The Great Exhibition and the Cavendish banana

By HAWKINS, George, 1851 

Building for the Great Exhibition in London The Building was Designed by Joseph Paxton, Esq. Of Chatsworth, and the Details of Construction were arranged by Messrs. Fox Henderson and Co. who are the contractors for executing the work.

British Isles
  • Author: HAWKINS, George
  • Publication place: London
  • Publisher: Published by Ackerman & Co, 96, Strand
  • Publication date: Jan. 3rd, 1851.
  • Physical description: Lithograph with original hand colour, small tear to
  • Dimensions: Sheet: 387 by 990mm (15.25 by 39 inches). Image: 323 by 960 (12.75 by 37.75 inches).
  • Inventory reference: 12498

Notes

The Great Exhibition was most probably a reaction to the French Industrial Exposition in 1844: Prince Albert led the demand for a similar show of British industrial and imperial strength. Although other countries also exhibited, it was mainly designed to show off British achievements: colonial goods like Indian jewellery and cotton; technological advancements like an early fax machine and Jacquard looms; and art including Wedgwood porcelain and statues by Hiram Power.

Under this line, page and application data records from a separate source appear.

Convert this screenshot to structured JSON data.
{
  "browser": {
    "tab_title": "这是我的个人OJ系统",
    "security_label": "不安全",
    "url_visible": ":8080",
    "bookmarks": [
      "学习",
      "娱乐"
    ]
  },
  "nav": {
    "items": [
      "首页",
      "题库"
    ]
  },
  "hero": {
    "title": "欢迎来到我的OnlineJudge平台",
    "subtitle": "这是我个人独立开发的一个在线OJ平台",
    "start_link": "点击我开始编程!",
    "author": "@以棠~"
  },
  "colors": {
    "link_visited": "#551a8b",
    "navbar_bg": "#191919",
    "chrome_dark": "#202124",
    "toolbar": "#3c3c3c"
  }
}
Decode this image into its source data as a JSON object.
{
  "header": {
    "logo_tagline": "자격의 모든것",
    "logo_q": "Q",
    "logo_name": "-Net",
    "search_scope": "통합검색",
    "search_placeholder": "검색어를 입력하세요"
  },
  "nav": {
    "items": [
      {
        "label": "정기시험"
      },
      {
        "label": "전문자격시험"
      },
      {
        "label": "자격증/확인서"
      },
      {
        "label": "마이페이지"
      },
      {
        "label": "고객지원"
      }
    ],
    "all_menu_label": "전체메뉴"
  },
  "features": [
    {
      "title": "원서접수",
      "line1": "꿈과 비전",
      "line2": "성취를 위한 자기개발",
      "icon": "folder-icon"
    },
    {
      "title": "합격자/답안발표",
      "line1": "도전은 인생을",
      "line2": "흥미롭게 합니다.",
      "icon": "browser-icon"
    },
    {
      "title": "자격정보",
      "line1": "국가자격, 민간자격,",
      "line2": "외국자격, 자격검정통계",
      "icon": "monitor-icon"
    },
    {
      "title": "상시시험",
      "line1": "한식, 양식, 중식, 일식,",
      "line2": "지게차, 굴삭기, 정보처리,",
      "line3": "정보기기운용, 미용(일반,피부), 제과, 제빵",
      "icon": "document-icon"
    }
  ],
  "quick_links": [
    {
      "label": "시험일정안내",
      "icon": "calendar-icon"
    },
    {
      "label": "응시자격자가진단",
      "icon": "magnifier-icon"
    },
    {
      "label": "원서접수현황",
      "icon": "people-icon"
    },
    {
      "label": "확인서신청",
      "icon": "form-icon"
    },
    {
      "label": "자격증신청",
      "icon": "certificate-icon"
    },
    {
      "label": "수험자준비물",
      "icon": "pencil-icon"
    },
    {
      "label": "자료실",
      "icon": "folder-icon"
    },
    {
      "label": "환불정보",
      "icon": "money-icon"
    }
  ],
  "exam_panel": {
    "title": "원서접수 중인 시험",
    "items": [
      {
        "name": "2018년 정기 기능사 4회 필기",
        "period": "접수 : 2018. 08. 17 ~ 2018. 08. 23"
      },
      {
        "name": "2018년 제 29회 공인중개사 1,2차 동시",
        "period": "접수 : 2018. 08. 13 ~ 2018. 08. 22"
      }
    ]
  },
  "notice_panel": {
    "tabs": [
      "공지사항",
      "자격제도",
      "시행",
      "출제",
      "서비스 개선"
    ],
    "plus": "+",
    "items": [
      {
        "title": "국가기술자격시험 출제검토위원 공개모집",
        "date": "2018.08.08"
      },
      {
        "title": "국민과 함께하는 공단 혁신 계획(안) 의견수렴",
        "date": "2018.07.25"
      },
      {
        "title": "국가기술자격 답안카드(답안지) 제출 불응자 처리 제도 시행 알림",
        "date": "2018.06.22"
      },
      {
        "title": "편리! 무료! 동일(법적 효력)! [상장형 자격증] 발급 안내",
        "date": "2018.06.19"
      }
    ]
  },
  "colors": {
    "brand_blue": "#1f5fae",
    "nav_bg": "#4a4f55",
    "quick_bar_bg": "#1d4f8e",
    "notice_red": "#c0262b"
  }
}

The Crystal Palace was designed by Joseph Paxton and built in record time, taking only nine months to complete, using British glass and iron. Paxton drew on his experience designing greenhouses for the Duke of Devonshire, his patron. It was his greenhouses that enabled the cultivation of the Cavendish banana, which is now one of the most common banana species in the world.